Restate all of the data exactly.

RECORDS PROVIDED Start Marker

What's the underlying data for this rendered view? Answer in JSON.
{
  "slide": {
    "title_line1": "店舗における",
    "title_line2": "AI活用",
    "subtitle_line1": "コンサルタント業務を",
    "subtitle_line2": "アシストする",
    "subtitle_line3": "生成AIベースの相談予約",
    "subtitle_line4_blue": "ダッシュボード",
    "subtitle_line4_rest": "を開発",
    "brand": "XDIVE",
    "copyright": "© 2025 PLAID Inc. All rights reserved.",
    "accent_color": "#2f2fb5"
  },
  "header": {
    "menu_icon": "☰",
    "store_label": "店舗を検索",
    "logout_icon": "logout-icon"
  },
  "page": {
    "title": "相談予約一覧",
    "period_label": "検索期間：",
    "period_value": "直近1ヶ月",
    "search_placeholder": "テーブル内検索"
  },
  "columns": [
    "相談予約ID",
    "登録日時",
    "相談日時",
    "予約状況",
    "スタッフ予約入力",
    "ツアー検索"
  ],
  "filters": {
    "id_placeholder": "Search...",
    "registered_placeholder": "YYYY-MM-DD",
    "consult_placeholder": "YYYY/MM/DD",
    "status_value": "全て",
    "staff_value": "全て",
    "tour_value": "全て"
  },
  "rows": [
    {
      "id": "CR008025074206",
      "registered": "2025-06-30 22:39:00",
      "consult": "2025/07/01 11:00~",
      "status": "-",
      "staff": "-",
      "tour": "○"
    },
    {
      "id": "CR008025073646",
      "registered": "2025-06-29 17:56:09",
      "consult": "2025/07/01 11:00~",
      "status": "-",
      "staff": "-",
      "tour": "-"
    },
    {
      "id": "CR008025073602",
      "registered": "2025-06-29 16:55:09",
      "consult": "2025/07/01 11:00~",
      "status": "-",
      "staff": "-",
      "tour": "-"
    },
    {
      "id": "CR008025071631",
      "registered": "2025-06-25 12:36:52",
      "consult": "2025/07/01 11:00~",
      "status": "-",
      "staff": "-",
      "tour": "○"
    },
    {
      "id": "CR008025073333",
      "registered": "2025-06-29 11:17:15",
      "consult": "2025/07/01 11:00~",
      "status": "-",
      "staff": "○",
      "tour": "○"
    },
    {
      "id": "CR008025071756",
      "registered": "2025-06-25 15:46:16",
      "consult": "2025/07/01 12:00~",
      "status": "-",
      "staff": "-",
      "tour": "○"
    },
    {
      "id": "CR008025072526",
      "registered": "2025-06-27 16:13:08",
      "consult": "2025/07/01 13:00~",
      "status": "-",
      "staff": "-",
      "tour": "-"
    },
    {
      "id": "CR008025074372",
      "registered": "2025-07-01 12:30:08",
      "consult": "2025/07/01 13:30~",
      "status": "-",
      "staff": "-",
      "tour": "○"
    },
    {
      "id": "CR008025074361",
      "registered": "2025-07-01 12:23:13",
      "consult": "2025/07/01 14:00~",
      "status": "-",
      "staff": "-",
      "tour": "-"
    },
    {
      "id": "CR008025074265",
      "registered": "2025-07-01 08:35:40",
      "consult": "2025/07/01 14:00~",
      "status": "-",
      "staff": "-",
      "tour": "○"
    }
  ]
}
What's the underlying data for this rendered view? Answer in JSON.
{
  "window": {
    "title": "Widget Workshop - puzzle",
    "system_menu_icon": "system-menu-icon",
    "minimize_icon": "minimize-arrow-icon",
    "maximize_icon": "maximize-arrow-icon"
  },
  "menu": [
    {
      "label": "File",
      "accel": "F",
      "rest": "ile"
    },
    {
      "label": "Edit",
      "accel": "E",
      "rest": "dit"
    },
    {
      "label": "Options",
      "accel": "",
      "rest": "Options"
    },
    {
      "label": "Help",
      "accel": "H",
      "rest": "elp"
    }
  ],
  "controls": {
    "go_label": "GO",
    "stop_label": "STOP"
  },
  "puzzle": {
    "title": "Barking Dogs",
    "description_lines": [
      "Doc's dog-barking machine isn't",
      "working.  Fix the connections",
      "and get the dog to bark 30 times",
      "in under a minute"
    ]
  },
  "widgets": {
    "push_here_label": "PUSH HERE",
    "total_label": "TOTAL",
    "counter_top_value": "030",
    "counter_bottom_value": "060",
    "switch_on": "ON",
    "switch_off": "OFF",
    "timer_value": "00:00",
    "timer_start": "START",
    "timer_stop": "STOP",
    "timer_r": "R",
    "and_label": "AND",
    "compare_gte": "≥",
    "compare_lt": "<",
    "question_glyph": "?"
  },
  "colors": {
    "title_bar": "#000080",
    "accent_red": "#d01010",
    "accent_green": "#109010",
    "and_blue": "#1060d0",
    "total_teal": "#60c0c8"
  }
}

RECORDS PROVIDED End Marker

*EXERCISE RESULT*
What's the underlying data for this rendered view? Answer in JSON.
{
  "slide": {
    "title_line1": "店舗における",
    "title_line2": "AI活用",
    "subtitle_line1": "コンサルタント業務を",
    "subtitle_line2": "アシストする",
    "subtitle_line3": "生成AIベースの相談予約",
    "subtitle_line4_blue": "ダッシュボード",
    "subtitle_line4_rest": "を開発",
    "brand": "XDIVE",
    "copyright": "© 2025 PLAID Inc. All rights reserved.",
    "accent_color": "#2f2fb5"
  },
  "header": {
    "menu_icon": "☰",
    "store_label": "店舗を検索",
    "logout_icon": "logout-icon"
  },
  "page": {
    "title": "相談予約一覧",
    "period_label": "検索期間：",
    "period_value": "直近1ヶ月",
    "search_placeholder": "テーブル内検索"
  },
  "columns": [
    "相談予約ID",
    "登録日時",
    "相談日時",
    "予約状況",
    "スタッフ予約入力",
    "ツアー検索"
  ],
  "filters": {
    "id_placeholder": "Search...",
    "registered_placeholder": "YYYY-MM-DD",
    "consult_placeholder": "YYYY/MM/DD",
    "status_value": "全て",
    "staff_value": "全て",
    "tour_value": "全て"
  },
  "rows": [
    {
      "id": "CR008025074206",
      "registered": "2025-06-30 22:39:00",
      "consult": "2025/07/01 11:00~",
      "status": "-",
      "staff": "-",
      "tour": "○"
    },
    {
      "id": "CR008025073646",
      "registered": "2025-06-29 17:56:09",
      "consult": "2025/07/01 11:00~",
      "status": "-",
      "staff": "-",
      "tour": "-"
    },
    {
      "id": "CR008025073602",
      "registered": "2025-06-29 16:55:09",
      "consult": "2025/07/01 11:00~",
      "status": "-",
      "staff": "-",
      "tour": "-"
    },
    {
      "id": "CR008025071631",
      "registered": "2025-06-25 12:36:52",
      "consult": "2025/07/01 11:00~",
      "status": "-",
      "staff": "-",
      "tour": "○"
    },
    {
      "id": "CR008025073333",
      "registered": "2025-06-29 11:17:15",
      "consult": "2025/07/01 11:00~",
      "status": "-",
      "staff": "○",
      "tour": "○"
    },
    {
      "id": "CR008025071756",
      "registered": "2025-06-25 15:46:16",
      "consult": "2025/07/01 12:00~",
      "status": "-",
      "staff": "-",
      "tour": "○"
    },
    {
      "id": "CR008025072526",
      "registered": "2025-06-27 16:13:08",
      "consult": "2025/07/01 13:00~",
      "status": "-",
      "staff": "-",
      "tour": "-"
    },
    {
      "id": "CR008025074372",
      "registered": "2025-07-01 12:30:08",
      "consult": "2025/07/01 13:30~",
      "status": "-",
      "staff": "-",
      "tour": "○"
    },
    {
      "id": "CR008025074361",
      "registered": "2025-07-01 12:23:13",
      "consult": "2025/07/01 14:00~",
      "status": "-",
      "staff": "-",
      "tour": "-"
    },
    {
      "id": "CR008025074265",
      "registered": "2025-07-01 08:35:40",
      "consult": "2025/07/01 14:00~",
      "status": "-",
      "staff": "-",
      "tour": "○"
    }
  ]
}
What's the underlying data for this rendered view? Answer in JSON.
{
  "window": {
    "title": "Widget Workshop - puzzle",
    "system_menu_icon": "system-menu-icon",
    "minimize_icon": "minimize-arrow-icon",
    "maximize_icon": "maximize-arrow-icon"
  },
  "menu": [
    {
      "label": "File",
      "accel": "F",
      "rest": "ile"
    },
    {
      "label": "Edit",
      "accel": "E",
      "rest": "dit"
    },
    {
      "label": "Options",
      "accel": "",
      "rest": "Options"
    },
    {
      "label": "Help",
      "accel": "H",
      "rest": "elp"
    }
  ],
  "controls": {
    "go_label": "GO",
    "stop_label": "STOP"
  },
  "puzzle": {
    "title": "Barking Dogs",
    "description_lines": [
      "Doc's dog-barking machine isn't",
      "working.  Fix the connections",
      "and get the dog to bark 30 times",
      "in under a minute"
    ]
  },
  "widgets": {
    "push_here_label": "PUSH HERE",
    "total_label": "TOTAL",
    "counter_top_value": "030",
    "counter_bottom_value": "060",
    "switch_on": "ON",
    "switch_off": "OFF",
    "timer_value": "00:00",
    "timer_start": "START",
    "timer_stop": "STOP",
    "timer_r": "R",
    "and_label": "AND",
    "compare_gte": "≥",
    "compare_lt": "<",
    "question_glyph": "?"
  },
  "colors": {
    "title_bar": "#000080",
    "accent_red": "#d01010",
    "accent_green": "#109010",
    "and_blue": "#1060d0",
    "total_teal": "#60c0c8"
  }
}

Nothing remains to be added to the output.